Work to complete: Among the records, which lines include "System"? List them.

Supplied records:
╔══

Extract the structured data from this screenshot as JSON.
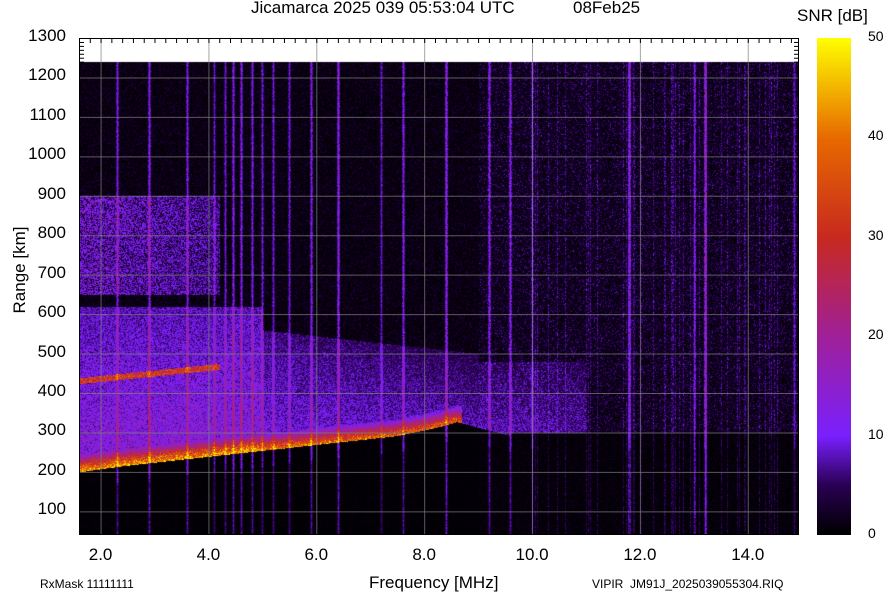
{
  "header": {
    "title": "Jicamarca 2025 039 05:53:04 UTC",
    "date": "08Feb25"
  },
  "footer": {
    "rxmask": "RxMask 11111111",
    "filename": "VIPIR  JM91J_2025039055304.RIQ"
  },
  "colorbar": {
    "title": "SNR [dB]",
    "ticks": [
      "0",
      "10",
      "20",
      "30",
      "40",
      "50"
    ],
    "range": [
      0,
      50
    ],
    "colors": [
      "#000000",
      "#2a0052",
      "#7a20ff",
      "#a0209a",
      "#c82a20",
      "#e86a00",
      "#ffff00"
    ]
  },
  "chart_data": {
    "type": "heatmap",
    "title": "Jicamarca 2025 039 05:53:04 UTC  08Feb25",
    "xlabel": "Frequency [MHz]",
    "ylabel": "Range [km]",
    "xlim": [
      1.6,
      14.95
    ],
    "ylim": [
      40,
      1300
    ],
    "data_max_range_km": 1240,
    "xticks": [
      "2.0",
      "4.0",
      "6.0",
      "8.0",
      "10.0",
      "12.0",
      "14.0"
    ],
    "xtick_values": [
      2,
      4,
      6,
      8,
      10,
      12,
      14
    ],
    "yticks": [
      "100",
      "200",
      "300",
      "400",
      "500",
      "600",
      "700",
      "800",
      "900",
      "1000",
      "1100",
      "1200",
      "1300"
    ],
    "ytick_values": [
      100,
      200,
      300,
      400,
      500,
      600,
      700,
      800,
      900,
      1000,
      1100,
      1200,
      1300
    ],
    "grid": true,
    "value_label": "SNR [dB]",
    "f_trace": {
      "freq_mhz": [
        1.7,
        2.5,
        3.5,
        4.5,
        5.5,
        6.5,
        7.5,
        8.2,
        8.6
      ],
      "virtual_height_km": [
        210,
        225,
        240,
        255,
        270,
        285,
        300,
        320,
        335
      ],
      "peak_snr_db": 42
    },
    "second_hop": {
      "freq_mhz": [
        1.7,
        2.5,
        3.5
      ],
      "virtual_height_km": [
        425,
        440,
        460
      ],
      "peak_snr_db": 30
    },
    "spread_f_region": {
      "freq_mhz": [
        1.6,
        11.0
      ],
      "range_km": [
        250,
        600
      ],
      "snr_db": 15
    },
    "interference_lines_mhz": [
      2.3,
      2.9,
      3.6,
      4.1,
      4.3,
      4.45,
      4.6,
      4.8,
      5.0,
      5.2,
      5.5,
      5.9,
      6.4,
      7.2,
      7.6,
      8.4,
      9.2,
      9.6,
      10.0,
      11.8,
      13.0,
      13.2,
      14.85
    ]
  }
}
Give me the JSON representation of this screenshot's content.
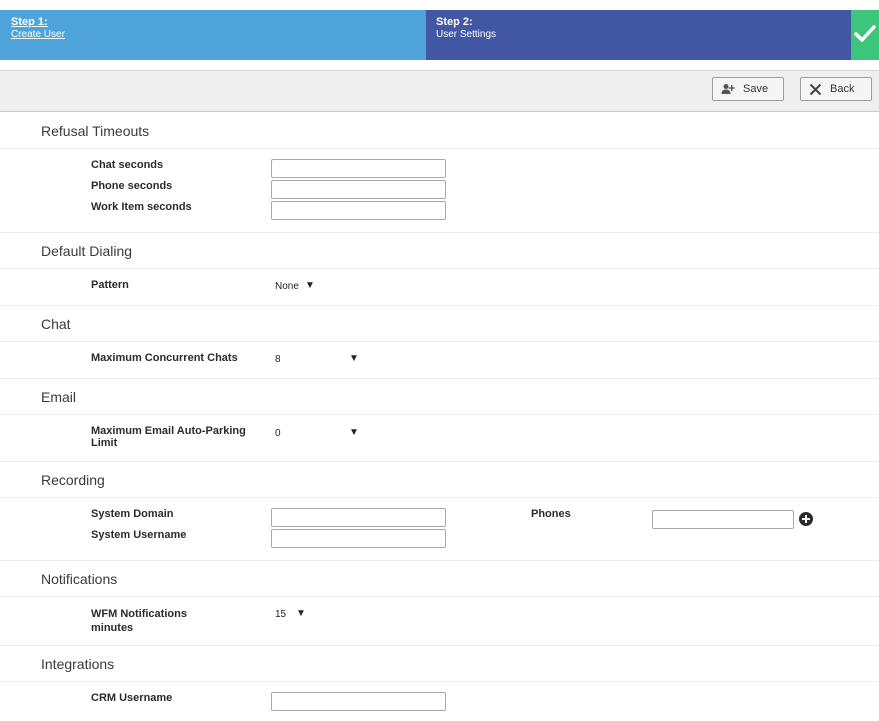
{
  "wizard": {
    "step1": {
      "title": "Step 1:",
      "label": "Create User"
    },
    "step2": {
      "title": "Step 2:",
      "label": "User Settings"
    },
    "complete_icon": "check-icon"
  },
  "toolbar": {
    "save_label": "Save",
    "back_label": "Back",
    "save_icon": "add-user-icon",
    "back_icon": "close-x-icon"
  },
  "refusal_timeouts": {
    "title": "Refusal Timeouts",
    "chat_label": "Chat seconds",
    "chat_value": "",
    "phone_label": "Phone seconds",
    "phone_value": "",
    "work_item_label": "Work Item seconds",
    "work_item_value": ""
  },
  "default_dialing": {
    "title": "Default Dialing",
    "pattern_label": "Pattern",
    "pattern_value": "None"
  },
  "chat": {
    "title": "Chat",
    "max_chats_label": "Maximum Concurrent Chats",
    "max_chats_value": "8"
  },
  "email": {
    "title": "Email",
    "auto_parking_label_1": "Maximum Email Auto-Parking",
    "auto_parking_label_2": "Limit",
    "auto_parking_value": "0"
  },
  "recording": {
    "title": "Recording",
    "domain_label": "System Domain",
    "domain_value": "",
    "username_label": "System Username",
    "username_value": "",
    "phones_label": "Phones",
    "phones_value": ""
  },
  "notifications": {
    "title": "Notifications",
    "wfm_label_1": "WFM Notifications",
    "wfm_label_2": "minutes",
    "wfm_value": "15"
  },
  "integrations": {
    "title": "Integrations",
    "crm_label": "CRM Username",
    "crm_value": ""
  },
  "dropdown_arrow": "▼"
}
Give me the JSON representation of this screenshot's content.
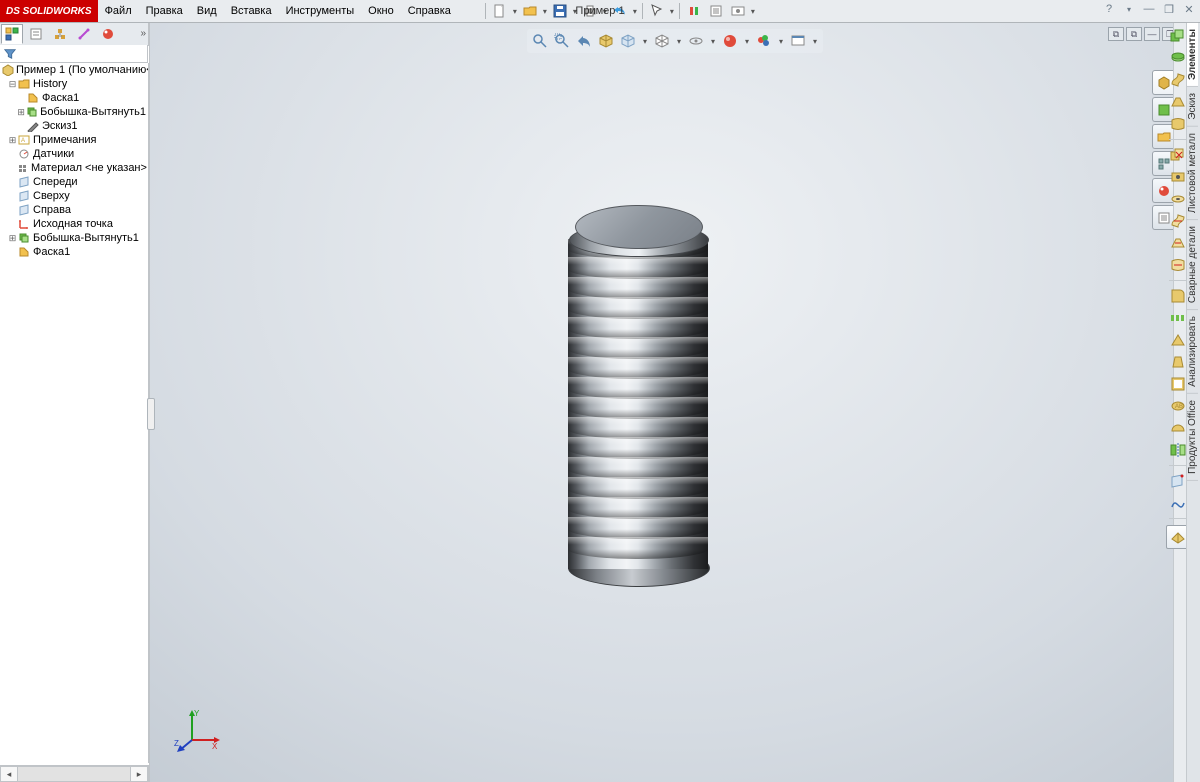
{
  "app": {
    "name": "SOLIDWORKS",
    "document_title": "Пример 1"
  },
  "menu": {
    "file": "Файл",
    "edit": "Правка",
    "view": "Вид",
    "insert": "Вставка",
    "tools": "Инструменты",
    "window": "Окно",
    "help": "Справка"
  },
  "tree": {
    "root": "Пример 1  (По умолчанию<",
    "history": "History",
    "history_items": [
      "Фаска1",
      "Бобышка-Вытянуть1",
      "Эскиз1"
    ],
    "annotations": "Примечания",
    "sensors": "Датчики",
    "material": "Материал <не указан>",
    "front": "Спереди",
    "top": "Сверху",
    "right": "Справа",
    "origin": "Исходная точка",
    "feature1": "Бобышка-Вытянуть1",
    "feature2": "Фаска1"
  },
  "cmd_tabs": {
    "t1": "Элементы",
    "t2": "Эскиз",
    "t3": "Листовой металл",
    "t4": "Сварные детали",
    "t5": "Анализировать",
    "t6": "Продукты Office"
  },
  "triad": {
    "x": "X",
    "y": "Y",
    "z": "Z"
  }
}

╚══

Written response:
    "domain_label": "System Domain",
    "username_label": "System Username",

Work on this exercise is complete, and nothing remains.